#### What to do:
Retype each record exactly, please. Skip none.

Data excerpts:
__________________________________________________

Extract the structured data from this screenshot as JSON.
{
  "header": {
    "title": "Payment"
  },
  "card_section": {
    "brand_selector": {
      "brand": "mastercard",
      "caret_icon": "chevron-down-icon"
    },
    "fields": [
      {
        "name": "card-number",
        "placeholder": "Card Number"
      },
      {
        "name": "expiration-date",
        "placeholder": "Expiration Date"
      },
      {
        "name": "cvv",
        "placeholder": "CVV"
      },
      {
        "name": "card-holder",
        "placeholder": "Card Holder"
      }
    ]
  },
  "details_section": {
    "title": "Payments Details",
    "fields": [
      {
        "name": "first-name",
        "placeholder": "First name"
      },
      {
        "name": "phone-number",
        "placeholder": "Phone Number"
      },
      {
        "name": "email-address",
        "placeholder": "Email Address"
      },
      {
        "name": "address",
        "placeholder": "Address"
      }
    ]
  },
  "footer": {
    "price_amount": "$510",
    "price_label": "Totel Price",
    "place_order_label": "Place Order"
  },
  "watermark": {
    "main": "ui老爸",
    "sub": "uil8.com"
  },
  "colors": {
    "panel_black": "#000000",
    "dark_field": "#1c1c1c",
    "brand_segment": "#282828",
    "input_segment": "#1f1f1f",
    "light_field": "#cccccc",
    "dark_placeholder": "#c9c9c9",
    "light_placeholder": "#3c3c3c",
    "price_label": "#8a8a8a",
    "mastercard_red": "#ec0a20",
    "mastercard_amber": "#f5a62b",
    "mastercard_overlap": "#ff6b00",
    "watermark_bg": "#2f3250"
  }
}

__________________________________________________

#### Solved problem:
Extract the structured data from this screenshot as JSON.
{
  "header": {
    "title": "Payment"
  },
  "card_section": {
    "brand_selector": {
      "brand": "mastercard",
      "caret_icon": "chevron-down-icon"
    },
    "fields": [
      {
        "name": "card-number",
        "placeholder": "Card Number"
      },
      {
        "name": "expiration-date",
        "placeholder": "Expiration Date"
      },
      {
        "name": "cvv",
        "placeholder": "CVV"
      },
      {
        "name": "card-holder",
        "placeholder": "Card Holder"
      }
    ]
  },
  "details_section": {
    "title": "Payments Details",
    "fields": [
      {
        "name": "first-name",
        "placeholder": "First name"
      },
      {
        "name": "phone-number",
        "placeholder": "Phone Number"
      },
      {
        "name": "email-address",
        "placeholder": "Email Address"
      },
      {
        "name": "address",
        "placeholder": "Address"
      }
    ]
  },
  "footer": {
    "price_amount": "$510",
    "price_label": "Totel Price",
    "place_order_label": "Place Order"
  },
  "watermark": {
    "main": "ui老爸",
    "sub": "uil8.com"
  },
  "colors": {
    "panel_black": "#000000",
    "dark_field": "#1c1c1c",
    "brand_segment": "#282828",
    "input_segment": "#1f1f1f",
    "light_field": "#cccccc",
    "dark_placeholder": "#c9c9c9",
    "light_placeholder": "#3c3c3c",
    "price_label": "#8a8a8a",
    "mastercard_red": "#ec0a20",
    "mastercard_amber": "#f5a62b",
    "mastercard_overlap": "#ff6b00",
    "watermark_bg": "#2f3250"
  }
}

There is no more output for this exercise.